In total, Mr. Louras fired two shots at the RCPD building, two shots at law enforcement in the cement barrier area during the pursuit, and three shots upon exiting his vehicle near the train tracks. Mr. Louras’ rifle was found with a total of fifteen cartridges remaining in a thirty-cartridge capacity magazine. Within Mr. Louras’ vehicle, investigators recovered two thirty-cartridge capacity magazines on the front passenger’s seat. Each magazine was loaded with twenty-five cartridges.

Under Vermont law, a person who kills or wounds another “in the just and necessary defense of his own life…shall be guiltless.” 13 V.S.A. § 2305(1). In Vermont, self-defense is justified when (1) the defendant was not the initial aggressor; (2) the defendant was justified in using a reasonable amount of force against another; and (3) he reasonably believed (a) that he was in immediate danger of unlawful bodily harm from his adversary and (b) that the use of such force was necessary to avoid this danger.

In this case, Sergeant Mosher, Deputy Chief Washburn, Sergeant Lucia, and Corporal Anderson reasonably believed that they were in imminent danger of being killed or suffering great bodily harm at the hands of Mr. Louras, whom they knew to be armed.

Under these facts and circumstances, and consistent with Vermont law the actions of the officers were justified. The Attorney General’s Office is declining to file charges against Sergeant Mosher, Deputy Chief Washburn, Sergeant Lucia, and Corporal Anderson.

The Office of the State’s Attorney for Rutland County also conducted an independent review. State’s Attorney Rosemary Kennedy announced today that her office was also declining to prosecute the officers involved.
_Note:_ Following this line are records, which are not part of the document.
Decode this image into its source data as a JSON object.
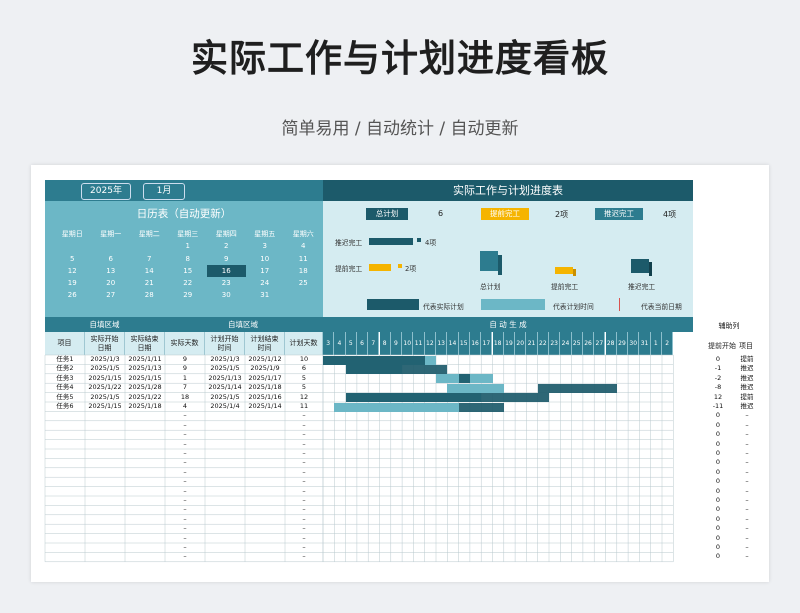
{
  "title": "实际工作与计划进度看板",
  "subtitle": "简单易用  /  自动统计  /  自动更新",
  "calendar": {
    "year_label": "2025年",
    "month_label": "1月",
    "title": "日历表（自动更新）",
    "weekdays": [
      "星期日",
      "星期一",
      "星期二",
      "星期三",
      "星期四",
      "星期五",
      "星期六"
    ],
    "weeks": [
      [
        "",
        "",
        "",
        "1",
        "2",
        "3",
        "4"
      ],
      [
        "5",
        "6",
        "7",
        "8",
        "9",
        "10",
        "11"
      ],
      [
        "12",
        "13",
        "14",
        "15",
        "16",
        "17",
        "18"
      ],
      [
        "19",
        "20",
        "21",
        "22",
        "23",
        "24",
        "25"
      ],
      [
        "26",
        "27",
        "28",
        "29",
        "30",
        "31",
        ""
      ]
    ],
    "today": "16"
  },
  "progress": {
    "title": "实际工作与计划进度表",
    "total_label": "总计划",
    "total_value": "6",
    "early_label": "提前完工",
    "early_value": "2项",
    "late_label": "推迟完工",
    "late_value": "4项",
    "bar_late_label": "推迟完工",
    "bar_late_value": "4项",
    "bar_early_label": "提前完工",
    "bar_early_value": "2项",
    "cube_total_label": "总计划",
    "cube_early_label": "提前完工",
    "cube_late_label": "推迟完工",
    "legend_actual": "代表实际计划",
    "legend_plan": "代表计划时间",
    "legend_today": "代表当前日期"
  },
  "table": {
    "band_fill_1": "自填区域",
    "band_fill_2": "自填区域",
    "band_auto": "自     动     生     成",
    "headers": [
      "项目",
      "实际开始日期",
      "实际结束日期",
      "实际天数",
      "计划开始时间",
      "计划结束时间",
      "计划天数"
    ],
    "header_lines": [
      [
        "项目"
      ],
      [
        "实际开始",
        "日期"
      ],
      [
        "实际结束",
        "日期"
      ],
      [
        "实际天数"
      ],
      [
        "计划开始",
        "时间"
      ],
      [
        "计划结束",
        "时间"
      ],
      [
        "计划天数"
      ]
    ],
    "days": [
      "3",
      "4",
      "5",
      "6",
      "7",
      "8",
      "9",
      "10",
      "11",
      "12",
      "13",
      "14",
      "15",
      "16",
      "17",
      "18",
      "19",
      "20",
      "21",
      "22",
      "23",
      "24",
      "25",
      "26",
      "27",
      "28",
      "29",
      "30",
      "31",
      "1",
      "2"
    ],
    "rows": [
      [
        "任务1",
        "2025/1/3",
        "2025/1/11",
        "9",
        "2025/1/3",
        "2025/1/12",
        "10"
      ],
      [
        "任务2",
        "2025/1/5",
        "2025/1/13",
        "9",
        "2025/1/5",
        "2025/1/9",
        "6"
      ],
      [
        "任务3",
        "2025/1/15",
        "2025/1/15",
        "1",
        "2025/1/13",
        "2025/1/17",
        "5"
      ],
      [
        "任务4",
        "2025/1/22",
        "2025/1/28",
        "7",
        "2025/1/14",
        "2025/1/18",
        "5"
      ],
      [
        "任务5",
        "2025/1/5",
        "2025/1/22",
        "18",
        "2025/1/5",
        "2025/1/16",
        "12"
      ],
      [
        "任务6",
        "2025/1/15",
        "2025/1/18",
        "4",
        "2025/1/4",
        "2025/1/14",
        "11"
      ]
    ],
    "empty_placeholder": "–",
    "empty_row_count": 16
  },
  "gantt": {
    "plan_bars": [
      [
        3,
        12
      ],
      [
        5,
        9
      ],
      [
        13,
        17
      ],
      [
        14,
        18
      ],
      [
        5,
        16
      ],
      [
        4,
        14
      ]
    ],
    "actual_bars": [
      [
        3,
        11
      ],
      [
        5,
        13
      ],
      [
        15,
        15
      ],
      [
        22,
        28
      ],
      [
        5,
        22
      ],
      [
        15,
        18
      ]
    ]
  },
  "aux": {
    "title": "辅助列",
    "col1": "提前",
    "col2": "开始",
    "col3": "项目",
    "rows": [
      [
        "0",
        "提前"
      ],
      [
        "-1",
        "推迟"
      ],
      [
        "-2",
        "推迟"
      ],
      [
        "-8",
        "推迟"
      ],
      [
        "12",
        "提前"
      ],
      [
        "-11",
        "推迟"
      ]
    ],
    "empty_values": [
      "0",
      "–"
    ]
  },
  "colors": {
    "dark_teal": "#1c5a6a",
    "teal": "#2d7c8f",
    "light_teal": "#6cb7c6",
    "pale": "#d5ecf1",
    "orange": "#f5b400",
    "today_line": "#d9534f"
  }
}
Any requests for video and audio records related to this investigation should be directed to the Vermont State Police.

Last modified: February 18, 2020